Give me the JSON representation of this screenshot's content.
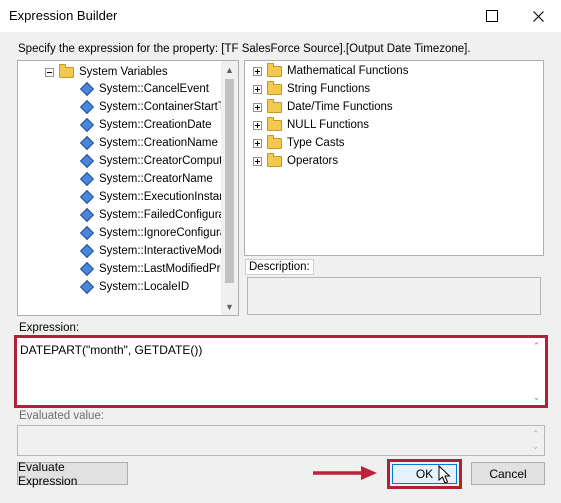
{
  "window": {
    "title": "Expression Builder"
  },
  "prompt": "Specify the expression for the property: [TF SalesForce Source].[Output Date Timezone].",
  "variables_tree": {
    "root_label": "System Variables",
    "items": [
      "System::CancelEvent",
      "System::ContainerStartTim",
      "System::CreationDate",
      "System::CreationName",
      "System::CreatorComputerN",
      "System::CreatorName",
      "System::ExecutionInstanc",
      "System::FailedConfiguratic",
      "System::IgnoreConfiguratic",
      "System::InteractiveMode",
      "System::LastModifiedProd",
      "System::LocaleID"
    ]
  },
  "functions_tree": {
    "items": [
      "Mathematical Functions",
      "String Functions",
      "Date/Time Functions",
      "NULL Functions",
      "Type Casts",
      "Operators"
    ]
  },
  "description": {
    "label": "Description:"
  },
  "expression": {
    "label": "Expression:",
    "value": "DATEPART(\"month\", GETDATE())"
  },
  "evaluated": {
    "label": "Evaluated value:"
  },
  "buttons": {
    "evaluate": "Evaluate Expression",
    "ok": "OK",
    "cancel": "Cancel"
  },
  "colors": {
    "highlight": "#b0203a",
    "accent_arrow": "#c0213a"
  },
  "icons": [
    "close-icon",
    "maximize-icon",
    "folder-icon",
    "variable-icon",
    "mouse-cursor-icon"
  ]
}
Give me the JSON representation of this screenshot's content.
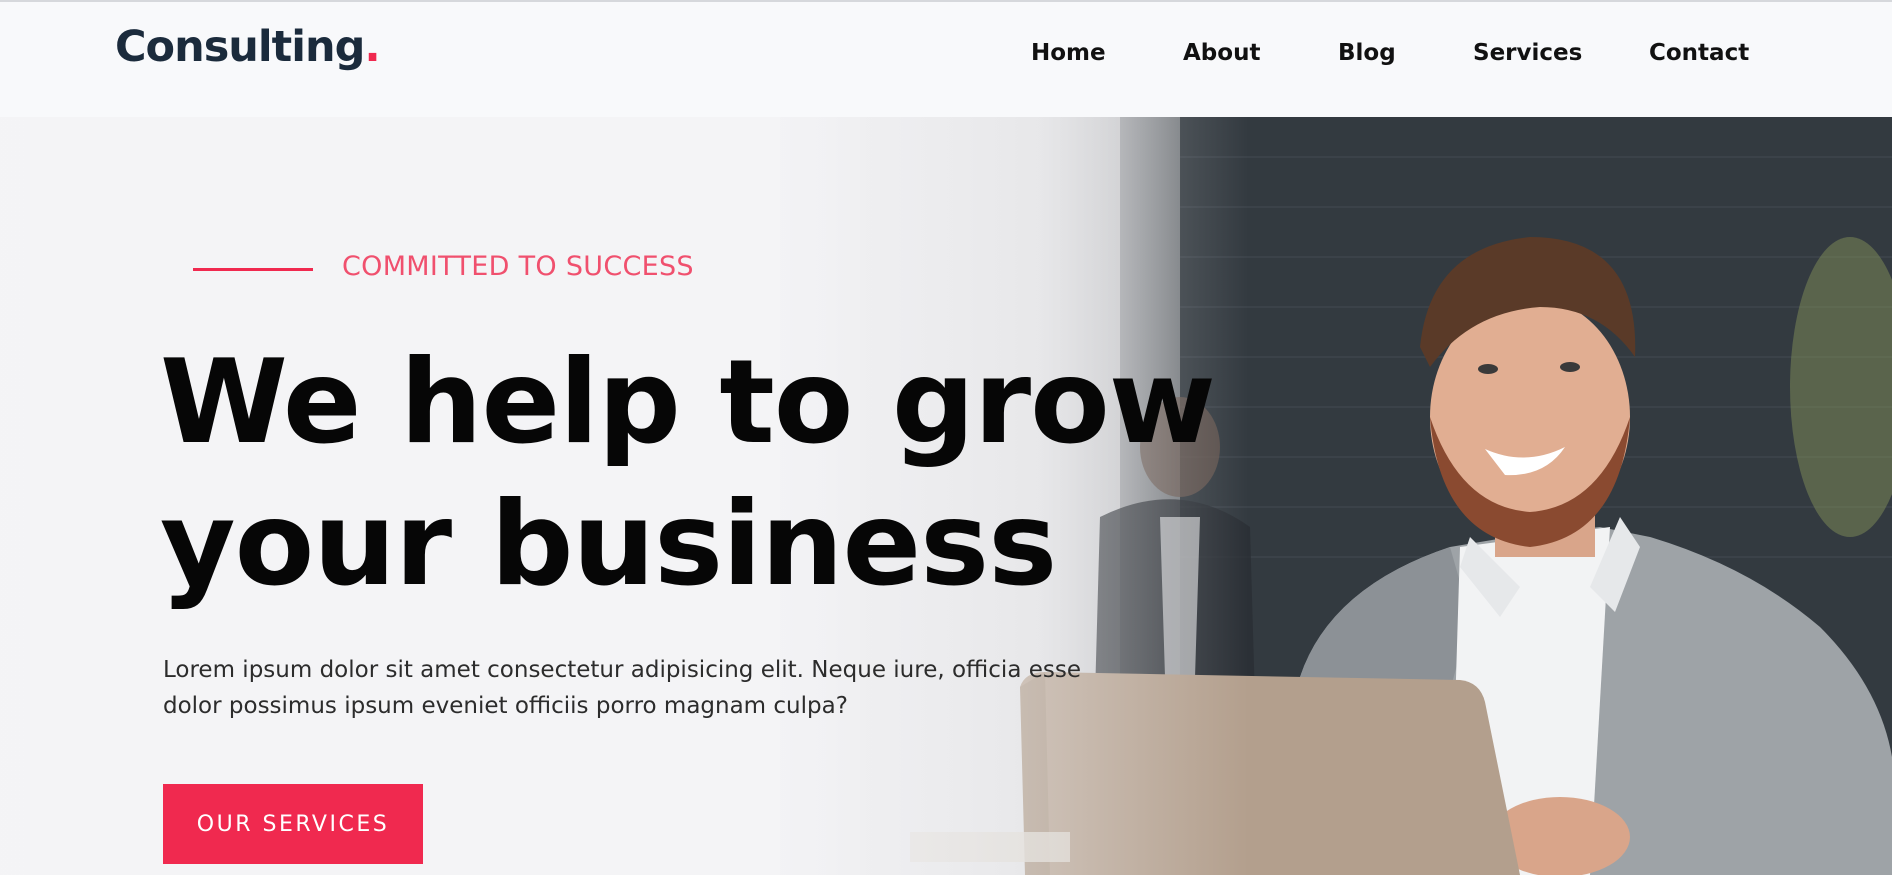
{
  "header": {
    "logo": {
      "text": "Consulting",
      "dot": "."
    },
    "nav": [
      {
        "label": "Home"
      },
      {
        "label": "About"
      },
      {
        "label": "Blog"
      },
      {
        "label": "Services"
      },
      {
        "label": "Contact"
      }
    ]
  },
  "hero": {
    "tagline": "COMMITTED TO SUCCESS",
    "headline_line1": "We help to grow",
    "headline_line2": "your business",
    "description": "Lorem ipsum dolor sit amet consectetur adipisicing elit. Neque iure, officia esse dolor possimus ipsum eveniet officiis porro magnam culpa?",
    "cta_label": "OUR SERVICES"
  },
  "colors": {
    "accent": "#f0294f",
    "logo_text": "#1b2b3c",
    "header_bg": "#f8f9fb"
  }
}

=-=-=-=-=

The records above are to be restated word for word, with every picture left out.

Task output
Give me the JSON representation of this screenshot's content.
{
  "window": {
    "title": "Expression Builder"
  },
  "prompt": "Specify the expression for the property: [TF SalesForce Source].[Output Date Timezone].",
  "variables_tree": {
    "root_label": "System Variables",
    "items": [
      "System::CancelEvent",
      "System::ContainerStartTim",
      "System::CreationDate",
      "System::CreationName",
      "System::CreatorComputerN",
      "System::CreatorName",
      "System::ExecutionInstanc",
      "System::FailedConfiguratic",
      "System::IgnoreConfiguratic",
      "System::InteractiveMode",
      "System::LastModifiedProd",
      "System::LocaleID"
    ]
  },
  "functions_tree": {
    "items": [
      "Mathematical Functions",
      "String Functions",
      "Date/Time Functions",
      "NULL Functions",
      "Type Casts",
      "Operators"
    ]
  },
  "description": {
    "label": "Description:"
  },
  "expression": {
    "label": "Expression:",
    "value": "DATEPART(\"month\", GETDATE())"
  },
  "evaluated": {
    "label": "Evaluated value:"
  },
  "buttons": {
    "evaluate": "Evaluate Expression",
    "ok": "OK",
    "cancel": "Cancel"
  },
  "colors": {
    "highlight": "#b0203a",
    "accent_arrow": "#c0213a"
  },
  "icons": [
    "close-icon",
    "maximize-icon",
    "folder-icon",
    "variable-icon",
    "mouse-cursor-icon"
  ]
}
Give me the JSON representation of this screenshot's content.
{
  "header": {
    "logo": {
      "text": "Consulting",
      "dot": "."
    },
    "nav": [
      {
        "label": "Home"
      },
      {
        "label": "About"
      },
      {
        "label": "Blog"
      },
      {
        "label": "Services"
      },
      {
        "label": "Contact"
      }
    ]
  },
  "hero": {
    "tagline": "COMMITTED TO SUCCESS",
    "headline_line1": "We help to grow",
    "headline_line2": "your business",
    "description": "Lorem ipsum dolor sit amet consectetur adipisicing elit. Neque iure, officia esse dolor possimus ipsum eveniet officiis porro magnam culpa?",
    "cta_label": "OUR SERVICES"
  },
  "colors": {
    "accent": "#f0294f",
    "logo_text": "#1b2b3c",
    "header_bg": "#f8f9fb"
  }
}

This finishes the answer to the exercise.